A Tale of Two Maps

A Tale of Two Maps: Ernest H. Shepard’s 100 Aker Wood and Lucille Oille’s Owl Pen

by Ellen Blaubergs



Colour version of the 100 AKER WOOD Map, circa 1970; copy in author’s possession.


A walk down memory lane was unmanageable for many folks who had been looking forward to the Victoria & Albert Museum’s Winnie-the-Pooh travelling exhibition at the Royal Ontario Museum last year. We missed the showcase of original manuscripts, letters, photographs and objects related to A. A. Milne’s iconic bear (with a real-life Canadian connection) along with Ernest H. Shepard’s charming illustrations of Pooh and his companions. One of my favourites has always been his map of “100 AKER WOOD” which appears inside the covers of the 1926 edition of Winnie the Pooh.

A good adventure story always has a map. This one, “DRAWN BY ME [Christopher Robin] AND MR SHEPARD HELPED” is sweetly amusing with its phonetic spellings of “100 AKER WOOD”, “RABBITS, FRENDS AND RALETIONS”, “BIG STONES AND ROX”, and others. The homes of Kanga, Pooh, Piglet, Owl, Eeyore, Christopher Robin, Rabbit, and “where the Woozle wasn’t” are all depicted, as is the BEE TREE, SAND PIT WHERE ROO PLAYS along with the “POOH TRAP FOR HEFFALUMPS. Shephard also included a mischievous compass in the upper left corner with the letters “P O O H”. There is charming folk art-quality to the physical landscape of the wood, its pines and oaks, streams, boggy area and “floody place”, sand pit, and rocky area – truly Pooh’s Eden.




OWL PEN/UP MEDONTE WAY Map: Treasure from Owl Pen booklet, (circa 1951); includes excerpts from three Kenneth McNeill Wells books.


In 2019, the Coldwater Canadian Heritage Museum’s (CCHM) seasonal exhibit, Bees, Goats & Gossip: Celebrating the Rural Spirit of the Owl Pen featured a copy of Lucille Oille’s pictorial map of the farm she and her husband, Kenneth McNeill Wells managed on the 10th concession of Medonte Township (Creighton), in the 1940s and 1950s. They called it “Owl Pen.”  Originally created for Up Medonte Way by Wells (1951), it was also used for the covers of Treasure from Owl Pen (circa 1951).

Upon close examination, elements in this map are similar to Shephard’s, including a charming variety of animals and landscape features.

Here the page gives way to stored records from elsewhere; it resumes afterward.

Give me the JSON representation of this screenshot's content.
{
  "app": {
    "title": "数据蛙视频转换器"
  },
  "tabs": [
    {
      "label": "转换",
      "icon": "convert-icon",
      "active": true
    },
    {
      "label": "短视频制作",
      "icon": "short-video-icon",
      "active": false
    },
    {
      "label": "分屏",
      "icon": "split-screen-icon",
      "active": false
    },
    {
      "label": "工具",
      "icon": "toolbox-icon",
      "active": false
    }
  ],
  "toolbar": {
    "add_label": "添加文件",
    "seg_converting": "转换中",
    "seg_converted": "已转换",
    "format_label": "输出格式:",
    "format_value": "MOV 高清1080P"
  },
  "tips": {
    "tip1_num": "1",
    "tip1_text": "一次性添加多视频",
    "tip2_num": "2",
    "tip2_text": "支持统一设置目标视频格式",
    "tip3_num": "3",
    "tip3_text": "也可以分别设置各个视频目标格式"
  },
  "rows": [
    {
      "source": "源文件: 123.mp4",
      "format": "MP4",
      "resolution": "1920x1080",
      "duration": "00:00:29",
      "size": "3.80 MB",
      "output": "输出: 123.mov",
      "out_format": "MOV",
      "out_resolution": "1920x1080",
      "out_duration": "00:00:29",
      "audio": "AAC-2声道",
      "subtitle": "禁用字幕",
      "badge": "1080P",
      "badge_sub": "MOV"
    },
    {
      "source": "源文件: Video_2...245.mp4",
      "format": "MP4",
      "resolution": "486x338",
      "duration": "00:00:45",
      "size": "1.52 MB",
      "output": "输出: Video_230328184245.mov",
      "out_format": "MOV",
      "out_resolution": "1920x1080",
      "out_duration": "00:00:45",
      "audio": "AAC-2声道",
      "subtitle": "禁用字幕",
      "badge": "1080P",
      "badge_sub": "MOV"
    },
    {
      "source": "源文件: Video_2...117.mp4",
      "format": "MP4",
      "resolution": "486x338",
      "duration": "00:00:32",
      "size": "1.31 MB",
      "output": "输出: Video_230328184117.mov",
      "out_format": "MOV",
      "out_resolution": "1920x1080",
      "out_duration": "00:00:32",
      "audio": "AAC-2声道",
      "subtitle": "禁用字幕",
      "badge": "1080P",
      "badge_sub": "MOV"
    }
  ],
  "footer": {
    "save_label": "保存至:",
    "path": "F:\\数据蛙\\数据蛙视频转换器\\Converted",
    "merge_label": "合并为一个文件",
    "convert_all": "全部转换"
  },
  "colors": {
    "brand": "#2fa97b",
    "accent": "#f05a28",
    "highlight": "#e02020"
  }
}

The Wells family kept pedigree goats. Their chickens, dogs, log home, animal houses, and various tree species are all here. None of the animals on the map are named despite the family penchant to endow their critters with delightful monikers. Two of their goats were Tamarack and Pinecone. Their great horned owl (a rescue), was “the Doctor”, perhaps in honour of Oille’s physician-father; their dogs were Punch and Judy!

Although there is no Bee Tree, there is an OLD BEE YARD and a SMALL BEE YARD. The couple became renowned beekeepers with Wells heading up the Ontario Beekeepers’ Association. Their HONEY HOUSE was considered one of the most up to date in North America. Moonstone Creek flows through the property and we see pastures and scenes of daily rural life. A sense of calm orderliness prevails.

Some fun activities involving these two maps are slated for the CCHM website in 2021. They should evoke fond memories of two literary classics from the first half of the 20th century: one beloved around the world, and one with a distinctly local flavour.